The information stored in the of the save files is almost exactly the same on PS2 and PC, and this structure is very well documented Wiki for SA Saves. If you wanted to change something on a PS2 save that couldn't be changed with AR-Max codes you could open the .b save file with hex editor, change the appropriate bytes manually, adjust the checksum at the end of the file, and then load the save.
An example would be changing the max wanted level. I don't think we ever identified where this information was stored in memory but it isn't hard to find in the save. Change the 4 to a 0, subtract 4 from the checksum, and you're done. Another example would be fixing the Madd Dogg Glitch. This information is stored in dynamic memory so it isn't in the same place in memory and can't be adjusted with AR-Max codes. This fix requires changing a dozen or so bytes so it would be easier to use pdescobar's SA Checksum Fix utility to calculate the new checksum.
Block Copy - using copy and paste in a hex editor to move large sections of data from one save to another.
The different sections of memory stored in a save file begin with the keyword BLOCK. Hence the name, block copy.

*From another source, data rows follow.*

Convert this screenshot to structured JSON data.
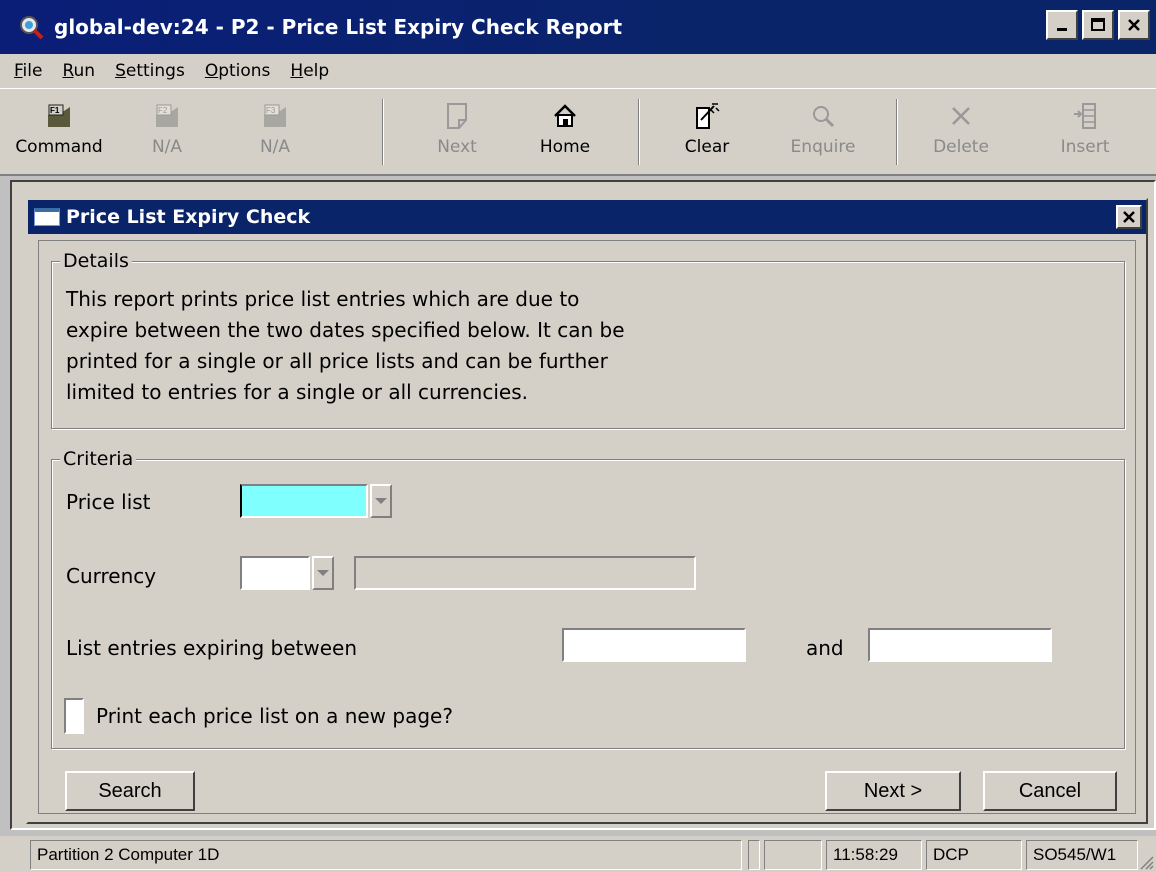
{
  "window": {
    "title": "global-dev:24 - P2 - Price List Expiry Check Report",
    "controls": [
      "_",
      "□",
      "✕"
    ]
  },
  "menu": [
    {
      "label": "File",
      "underline": "F",
      "rest": "ile"
    },
    {
      "label": "Run",
      "underline": "R",
      "rest": "un"
    },
    {
      "label": "Settings",
      "underline": "S",
      "rest": "ettings"
    },
    {
      "label": "Options",
      "underline": "O",
      "rest": "ptions"
    },
    {
      "label": "Help",
      "underline": "H",
      "rest": "elp"
    }
  ],
  "toolbar": {
    "command": "Command",
    "f2": "N/A",
    "f3": "N/A",
    "next": "Next",
    "home": "Home",
    "clear": "Clear",
    "enquire": "Enquire",
    "delete": "Delete",
    "insert": "Insert",
    "f1_key": "F1",
    "f2_key": "F2",
    "f3_key": "F3"
  },
  "dialog": {
    "title": "Price List Expiry Check",
    "details": {
      "legend": "Details",
      "lines": [
        "This report prints price list entries which are due to",
        "expire between the two dates specified below. It can be",
        "printed for a single or all price lists and can be further",
        "limited to entries for a single or all currencies."
      ]
    },
    "criteria": {
      "legend": "Criteria",
      "price_list_label": "Price list",
      "price_list_value": "",
      "currency_label": "Currency",
      "currency_value": "",
      "currency_desc": "",
      "expiring_label": "List entries expiring between",
      "and_label": "and",
      "from_date": "",
      "to_date": "",
      "new_page_label": "Print each price list on a new page?",
      "new_page_checked": false
    },
    "buttons": {
      "search": "Search",
      "next": "Next >",
      "cancel": "Cancel"
    }
  },
  "status": {
    "location": "Partition 2 Computer 1D",
    "time": "11:58:29",
    "user": "DCP",
    "session": "SO545/W1"
  }
}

One of the first edits I tested on PS2 saves was to copy the entire garage block from our modified PC save and pasted it directly the same block in a PS2 save. It worked! Then I copied the car generator block to the PS2 save. Since we had added lots of extra vehicles this block was larger than the original so I had to trim the slack at the end of the save to maintain the proper file size. This is basically how I made all of the changes to the Chain Game for PS2 save.
Script and IPL Editing - Changing the data files used to the create the save.
This process doesn't work well on PS2 because changes will need to be written to the disc, burned in a special format, and run on a PS2 with a mod chip installed. Not only is this extremely difficult, it may also be illegal, so let's just dump this into the area of can't/won't work and forget about it. On PC, we can decompile the game scripts into a programming language which is much easier to read and adjust than the hex code found in memory or save files. The IPL files used to create garages and make enex connections are in plain text and fairly easy to modify. The main advantage to this method is that it is much easier to make and test large scale modifications.
Modding with CLEO - A process that allows programming changes and direct memory writes.
When rubregg joined the Chain Game Development Team we abandoned the process of modifying the scripts and data files and now use CLEO to make all of the changes. Cleo functions (to the best of my understanding) in a manner similar AR-Max in that it runs side by side with the game and scripts. You can set it to run a certain section of code when a button is pressed or certain conditions are met. The codes often look very similar to game scripts, but in many cases it is easier to write data directly into memory. I learned quite a bit from our experiments with coding in AR-Max.
Globals and Indexing - Maintaining compatibility between saves and scripts.
|014B: $2194 = init_parked_car_generator #NRG500 color -1 -1 1 alarm 0 door_lock 0 0 10000 at 1174.467 1368.359 10.1203 angle 283.0546|
The line above creates the NRG-500 parked at the bike school. $2194 is the global variable used to identify this vehicle so when the bike school is completed for gold the bike can be displayed with the code shown below.
|014C: set_parked_car_generator $2194 cars_to_generate_to 101|
When the vehicle is created the game will put the bike in the first available memory slot and record the index number of this slot in the global variable. When the game is saved the index number of the vehicles are recorded just before the data so the vehicles can be put back into the same place when the save is loaded.
The reason I bring all this up is that although my block copy of the car generators appeared to work, I would soon run into trouble if I tried to play missions with this save. For starters, the global variables are sometimes different than the PC globals on PS2v1, and always different on PS2v2. Also, the index is different on different versions, and is also different on the same version depending on whether or not the save was started after loading an existing save. So as I play through the game and the combines, vortexes, karts, aircraft, exports, and reward vehicles are displayed or hidden it is difficult to predict which vehicles will get modified. However, it is possible. Everything can be predicted and adjusted. It just requires a lot of planning and research to either adjust the index numbers stored in the globals, or to put the vehicles in the appropriate slot so they get matching index numbers.